AFTER 10 years teaching at Cambridge, she apparently decided to become one of the great and the good, to take public appointments and sit on committees. 'I wanted to learn more about management and business, and I think the long-term game plan was - and still is, insofar as I've got one - to go back to university life, but with that broader managerial experience. I've also always had the strong sense that one only has one life. I didn't necessarily mean to step on to a more public platform, but that's what happened.' The move was precipitated by an approach from Anglia Television to become a non-executive director. But at around this time she was making a huge success of her court appearance, discovering the potency of her brand of intelligent and competent femininity; it must have been a heady experience.
'The children are funny about it: they say it's bad enough having one famous parent, it's intolerable to have two. And I did think twice about making the record, because I think there comes a point where if you're in front of the scenes too much, it affects your ability to do things behind the scenes. But I didn't feel uncomfortable making it, and I haven't been asked to do anything uncomfortable promoting it, so . . . I'm content. I wouldn't want to do such a thing comercially for my own part.' Royalties from the record go to the two choirs - the Salisbury Cathedral Girls' and Cambridgeshire Boys' Choirs - with a small percentage to the Iris fund, which helps children with sight defects.

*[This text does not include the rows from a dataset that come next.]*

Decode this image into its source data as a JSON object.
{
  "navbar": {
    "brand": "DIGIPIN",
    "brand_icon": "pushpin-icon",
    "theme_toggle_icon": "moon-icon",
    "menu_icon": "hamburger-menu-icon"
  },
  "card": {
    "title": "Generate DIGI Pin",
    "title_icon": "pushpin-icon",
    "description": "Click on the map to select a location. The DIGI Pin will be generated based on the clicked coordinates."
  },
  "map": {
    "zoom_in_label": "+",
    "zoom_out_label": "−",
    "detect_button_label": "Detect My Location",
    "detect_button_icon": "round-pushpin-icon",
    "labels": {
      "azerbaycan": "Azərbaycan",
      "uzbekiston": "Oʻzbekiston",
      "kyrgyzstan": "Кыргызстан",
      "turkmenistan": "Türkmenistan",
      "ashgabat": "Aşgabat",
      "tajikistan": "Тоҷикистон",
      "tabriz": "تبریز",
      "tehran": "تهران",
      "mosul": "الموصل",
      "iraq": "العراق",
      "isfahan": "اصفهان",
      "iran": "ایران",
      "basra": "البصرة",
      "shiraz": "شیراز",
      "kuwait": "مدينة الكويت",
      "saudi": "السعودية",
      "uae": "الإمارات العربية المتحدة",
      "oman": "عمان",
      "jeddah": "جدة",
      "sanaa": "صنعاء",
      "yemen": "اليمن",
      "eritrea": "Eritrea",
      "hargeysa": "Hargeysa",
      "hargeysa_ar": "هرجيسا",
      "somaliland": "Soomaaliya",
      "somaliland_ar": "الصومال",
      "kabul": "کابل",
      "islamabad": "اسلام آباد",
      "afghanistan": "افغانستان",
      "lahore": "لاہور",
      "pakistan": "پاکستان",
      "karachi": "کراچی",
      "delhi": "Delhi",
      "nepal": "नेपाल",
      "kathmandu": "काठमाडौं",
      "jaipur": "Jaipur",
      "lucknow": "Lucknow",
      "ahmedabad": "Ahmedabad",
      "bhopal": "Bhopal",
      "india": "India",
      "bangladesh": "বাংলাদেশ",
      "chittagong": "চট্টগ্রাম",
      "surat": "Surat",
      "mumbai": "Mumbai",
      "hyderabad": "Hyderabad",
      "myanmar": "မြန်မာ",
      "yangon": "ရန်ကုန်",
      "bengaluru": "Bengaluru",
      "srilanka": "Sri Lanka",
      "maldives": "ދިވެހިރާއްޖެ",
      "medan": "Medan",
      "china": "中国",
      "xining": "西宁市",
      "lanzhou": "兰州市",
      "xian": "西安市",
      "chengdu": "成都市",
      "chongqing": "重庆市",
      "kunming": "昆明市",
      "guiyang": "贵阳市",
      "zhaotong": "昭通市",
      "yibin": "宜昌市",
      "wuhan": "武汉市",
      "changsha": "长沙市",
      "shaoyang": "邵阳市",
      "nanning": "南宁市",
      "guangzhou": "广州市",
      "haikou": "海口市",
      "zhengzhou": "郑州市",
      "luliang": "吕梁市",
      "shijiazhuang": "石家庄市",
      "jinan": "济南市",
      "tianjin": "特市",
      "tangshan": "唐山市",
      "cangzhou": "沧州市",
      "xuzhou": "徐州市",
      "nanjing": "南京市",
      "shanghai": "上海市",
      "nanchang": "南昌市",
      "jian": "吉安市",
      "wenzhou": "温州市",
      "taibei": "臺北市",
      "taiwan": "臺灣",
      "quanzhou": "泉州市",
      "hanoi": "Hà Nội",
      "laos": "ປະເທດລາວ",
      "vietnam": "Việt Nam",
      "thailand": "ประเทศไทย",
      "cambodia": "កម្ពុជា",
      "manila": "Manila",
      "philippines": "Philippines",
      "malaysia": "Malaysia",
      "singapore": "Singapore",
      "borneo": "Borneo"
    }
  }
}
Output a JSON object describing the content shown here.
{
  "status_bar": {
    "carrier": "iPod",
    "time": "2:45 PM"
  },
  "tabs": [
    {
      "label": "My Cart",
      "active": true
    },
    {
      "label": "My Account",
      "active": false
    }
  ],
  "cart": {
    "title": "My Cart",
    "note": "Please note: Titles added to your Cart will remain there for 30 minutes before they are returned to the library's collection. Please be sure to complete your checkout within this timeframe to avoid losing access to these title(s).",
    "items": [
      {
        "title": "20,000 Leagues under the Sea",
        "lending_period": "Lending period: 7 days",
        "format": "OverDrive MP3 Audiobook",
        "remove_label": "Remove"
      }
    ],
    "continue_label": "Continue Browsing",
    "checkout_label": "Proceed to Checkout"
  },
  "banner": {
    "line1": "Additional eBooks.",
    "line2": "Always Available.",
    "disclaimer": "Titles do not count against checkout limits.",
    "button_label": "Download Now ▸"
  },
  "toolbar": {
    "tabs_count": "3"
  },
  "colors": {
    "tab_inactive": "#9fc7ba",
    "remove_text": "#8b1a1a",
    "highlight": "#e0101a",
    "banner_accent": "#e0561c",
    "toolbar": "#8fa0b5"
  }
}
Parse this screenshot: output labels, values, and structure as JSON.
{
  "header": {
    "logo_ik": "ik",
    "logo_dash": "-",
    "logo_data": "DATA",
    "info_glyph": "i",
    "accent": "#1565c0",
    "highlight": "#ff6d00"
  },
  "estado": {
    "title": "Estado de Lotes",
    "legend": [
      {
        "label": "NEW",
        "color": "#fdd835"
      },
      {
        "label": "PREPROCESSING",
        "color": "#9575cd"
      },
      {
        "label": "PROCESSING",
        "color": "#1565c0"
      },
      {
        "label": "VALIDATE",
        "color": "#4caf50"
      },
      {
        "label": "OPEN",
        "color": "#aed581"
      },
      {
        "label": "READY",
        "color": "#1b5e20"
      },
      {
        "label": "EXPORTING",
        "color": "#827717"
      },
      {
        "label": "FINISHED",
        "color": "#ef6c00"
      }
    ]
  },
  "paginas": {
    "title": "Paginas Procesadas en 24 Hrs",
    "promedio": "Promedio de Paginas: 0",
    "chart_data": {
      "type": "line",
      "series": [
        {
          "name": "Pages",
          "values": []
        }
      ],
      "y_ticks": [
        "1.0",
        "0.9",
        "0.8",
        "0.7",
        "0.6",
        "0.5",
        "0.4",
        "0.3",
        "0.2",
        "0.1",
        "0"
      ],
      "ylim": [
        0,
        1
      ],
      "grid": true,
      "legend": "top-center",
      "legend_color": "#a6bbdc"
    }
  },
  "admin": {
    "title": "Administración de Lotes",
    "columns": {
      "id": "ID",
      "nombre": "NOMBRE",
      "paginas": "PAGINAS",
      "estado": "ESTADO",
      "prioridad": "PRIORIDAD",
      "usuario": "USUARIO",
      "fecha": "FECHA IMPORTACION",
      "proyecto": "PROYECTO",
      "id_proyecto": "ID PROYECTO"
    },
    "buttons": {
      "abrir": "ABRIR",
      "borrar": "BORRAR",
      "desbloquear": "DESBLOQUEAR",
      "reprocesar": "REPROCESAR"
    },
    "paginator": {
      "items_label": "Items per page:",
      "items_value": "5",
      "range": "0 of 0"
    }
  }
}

Those who have worked with Mary Archer in her new incarnation as a businesswoman stress her cool, logical approach. 'She masters things very quickly,' says one boardroom colleague: 'It's very much her academic, scientific side that comes to the fore, and sometimes one is amazed the showbiz side exists.' As chairman of the Lloyd's members' hardship committee, she is said to have acquired the nickname 'the poison cactus'; certainly there are members who regard what one called her 'head-girl efficiency and perfection' as less than sexy.
The puzzle with Mary Archer is why a woman who says 'a chemistry textbook is a real relaxation for me' and has built a life out of being a quintessential English rose, should suddenly start making records and singing cabaret. (She appears with Kit and the Widow again next month at a Lloyd's function). The aims of A Christmas Carol are unquestionably high-minded; there just seems something rather, well, vulgar about this particular means of raising money. The album cover does not, remember, feature the choirs; it features her. The whole thing smacks, somehow, of Jeffrey-type grandiosity. But visiting the penthouse flat jutting out over the Thames (in which Mary is these days spending more time, now that work brings her more often to London) you do not get a sense that she is restraining and moderating Jeffrey, rather that she goes along happily with the whole thing. The wood-lined walls, automatic lights, interior- designed and unhomely furnishings are more Manhattan than South Bank. Mary acknowledges that Jeffrey has taught her a lot about publicity: 'He's helped me knock off some of the corners that come with being an academic.' And she did, after all, marry him.
Mary Archer has asked us to point out that while at one stage in their lives she and her husband, Jeffrey, were certainly in debt, neither of them has ever been declared bankrupt, as we suggested in our profile of 20 December.
(Photograph omitted)Reuse content